More Grist for the Natives versus Nativars Debate
Recently, the blog Humane Gardener published an interesting interview with Vermont ecological garden designer Annie White. For her doctoral research, White had conducted an experiment to determine whether pollinators had preferences for straight species native plants as opposed to named cultivars bred from native plants – “nativars”.
Her results were mixed. For seven of the twelve species tested, pollinators had a clear preference for the straight species. For four of the species, there was no difference between the cultivar and the straight species in terms of pollinator attraction.
And in one case, pollinators actually preferred the cultivar to the straight species.
Here are the specific plants tested by White:
The following plants showed a significant pollinator preference for the straight species over the cultivars:
- Purple Coneflower (Echinacea purpurea) v E. purpurea ‘White Swan’, ‘Big Sky’, and ‘Pink Double Delight’.
- New England Aster (Symphyotrichum novae-angliae) v S. novae-angliae ‘Alma Potschke’.
- Anise Hyssop (Agastache foeniculum) v A. foeniculum ‘Golden Jubilee’.
- Blue Wild Indigo (Baptisia australis) v B. australis ‘Twilite Prairieblues’.
- Sneezeweed (Helenium autumnale) v H. autumnale ‘Moerheim Beauty’.

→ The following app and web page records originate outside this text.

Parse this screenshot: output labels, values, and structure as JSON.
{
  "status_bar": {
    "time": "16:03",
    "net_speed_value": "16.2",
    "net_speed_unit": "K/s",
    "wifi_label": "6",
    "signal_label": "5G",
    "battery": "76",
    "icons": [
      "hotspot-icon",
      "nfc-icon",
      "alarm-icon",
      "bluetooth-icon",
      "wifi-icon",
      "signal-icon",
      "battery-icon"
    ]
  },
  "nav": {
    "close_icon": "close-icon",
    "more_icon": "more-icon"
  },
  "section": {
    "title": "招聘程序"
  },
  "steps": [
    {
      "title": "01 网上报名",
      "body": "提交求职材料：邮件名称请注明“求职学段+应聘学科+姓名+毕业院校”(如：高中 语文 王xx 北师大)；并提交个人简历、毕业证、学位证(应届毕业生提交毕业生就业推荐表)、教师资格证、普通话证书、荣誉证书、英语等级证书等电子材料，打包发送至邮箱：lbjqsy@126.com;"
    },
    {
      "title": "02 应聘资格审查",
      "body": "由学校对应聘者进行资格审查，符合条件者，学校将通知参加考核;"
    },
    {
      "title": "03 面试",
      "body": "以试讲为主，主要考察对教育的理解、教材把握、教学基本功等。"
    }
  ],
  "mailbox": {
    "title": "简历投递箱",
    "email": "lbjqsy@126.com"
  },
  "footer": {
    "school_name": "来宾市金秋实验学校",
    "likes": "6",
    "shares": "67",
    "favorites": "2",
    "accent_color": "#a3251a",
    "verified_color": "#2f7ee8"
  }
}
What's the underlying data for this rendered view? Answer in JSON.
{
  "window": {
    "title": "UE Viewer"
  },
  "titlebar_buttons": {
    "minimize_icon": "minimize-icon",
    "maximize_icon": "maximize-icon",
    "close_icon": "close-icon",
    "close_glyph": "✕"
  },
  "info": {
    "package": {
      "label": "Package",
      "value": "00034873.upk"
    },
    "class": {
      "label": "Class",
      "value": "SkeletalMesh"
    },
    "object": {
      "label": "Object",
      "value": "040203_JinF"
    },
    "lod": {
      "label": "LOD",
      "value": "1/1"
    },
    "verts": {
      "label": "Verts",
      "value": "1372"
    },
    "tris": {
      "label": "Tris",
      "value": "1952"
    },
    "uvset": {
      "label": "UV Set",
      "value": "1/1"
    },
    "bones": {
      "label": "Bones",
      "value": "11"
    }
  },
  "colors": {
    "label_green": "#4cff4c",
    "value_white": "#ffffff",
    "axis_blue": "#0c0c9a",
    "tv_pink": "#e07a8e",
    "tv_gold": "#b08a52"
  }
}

- Ohio Spiderwort (Tradescantia ohiensis) v T. ohiensis ‘Red Grape’.
- Yarrow (Achillea millefolium) v A. millefolium ‘Strawberry Seduction’.
With the following plants pollinators were attracted equally to straight species and cultivars.
- Butterflyweed (Asclepias tuberosa) v A. tuberosa ‘Hello Yellow’.
- Smooth Penstemon (Penstemon digitalis) v P. digitalis ‘Husker Red’.
- Wild Bergamot (Monarda fistulosa) v M. fistulosa ‘Claire Grace’.
- Orange Coneflower (Rudbeckia fulgida) v R. fulgida ‘Goldsturm’.
And finally, pollinators preferred the cultivar ‘Lavendelturm’ to the straight species Culver’s Root (Veronicastrum virginicum).
What to make of all this? Well, if you want to have a pollinator-friendly garden, you should have a mix of straight species and cultivars. It’s not necessary to have straight species only.
In fact, in her interview Annie White says that she uses cultivars of native species, because sometimes you really want those people-pleasing qualities, especially more compact habit
Unfortunately, there is no hard and fast rule to determine which cultivars are most welcoming to pollinators. It’s generally thought that the greater the change in flower shape (for example, double flowers), the less welcoming a cultivar will be to pollinators.
However, the New England Aster variety ‘Alma Potschke’ changed only the color of the flower and not the shape, yet still saw a dramatic drop in visits from pollinators. So you never know.
In our garden, we have a mix of native straight species, cultivars, and exotic plants. We have no plans to change that, but will always try to maintain a substantial presence for the straight species natives.
That’s all for now.